→ **About this task**: Wherever the string "Angeles" shows up in the data below, copy the whole line.

Records for this task: Begin

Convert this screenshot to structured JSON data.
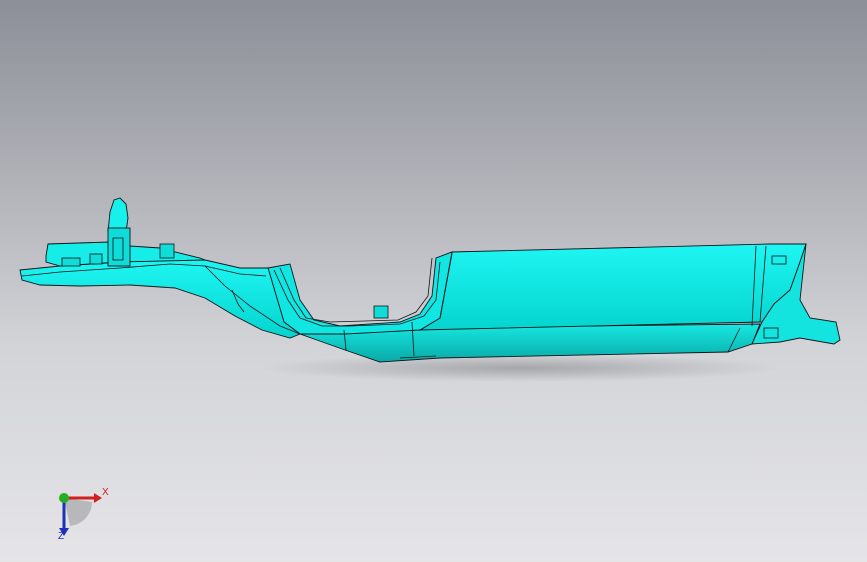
{
  "viewport": {
    "background_top": "#8c8f97",
    "background_bottom": "#e5e5e8",
    "part_color": "#00ffff",
    "edge_color": "#101418"
  },
  "triad": {
    "x_label": "X",
    "z_label": "Z",
    "x_color": "#d21f1f",
    "y_color": "#22b022",
    "z_color": "#1f2fb8"
  }
}
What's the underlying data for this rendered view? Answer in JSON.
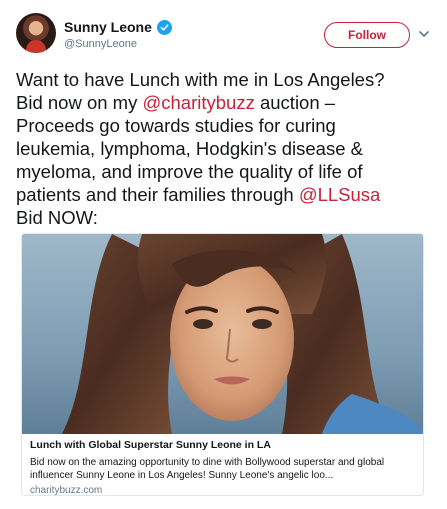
{
  "user": {
    "display_name": "Sunny Leone",
    "handle": "@SunnyLeone",
    "verified": true
  },
  "actions": {
    "follow_label": "Follow",
    "more_icon": "chevron-down-icon"
  },
  "tweet": {
    "segments": [
      {
        "text": "Want to have Lunch with me in Los Angeles?"
      },
      {
        "text": "Bid now on my "
      },
      {
        "text": "@charitybuzz"
      },
      {
        "text": " auction –"
      },
      {
        "text": "Proceeds go towards studies for curing"
      },
      {
        "text": "leukemia, lymphoma, Hodgkin's disease &"
      },
      {
        "text": "myeloma, and improve the quality of life of"
      },
      {
        "text": "patients and their families through "
      },
      {
        "text": "@LLSusa"
      },
      {
        "text": "Bid NOW:"
      }
    ]
  },
  "card": {
    "title": "Lunch with Global Superstar Sunny Leone in LA",
    "description_line1": "Bid now on the amazing opportunity to dine with Bollywood superstar and global",
    "description_line2": "influencer Sunny Leone in Los Angeles! Sunny Leone's angelic loo...",
    "domain": "charitybuzz.com"
  },
  "colors": {
    "accent": "#c9213a",
    "verified": "#1da1f2",
    "secondary_text": "#657786",
    "border": "#e1e8ed"
  }
}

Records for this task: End

→ **Answer box**:
        "text": "Want to have Lunch with me in Los Angeles?"
    "description_line2": "influencer Sunny Leone in Los Angeles! Sunny Leone's angelic loo...",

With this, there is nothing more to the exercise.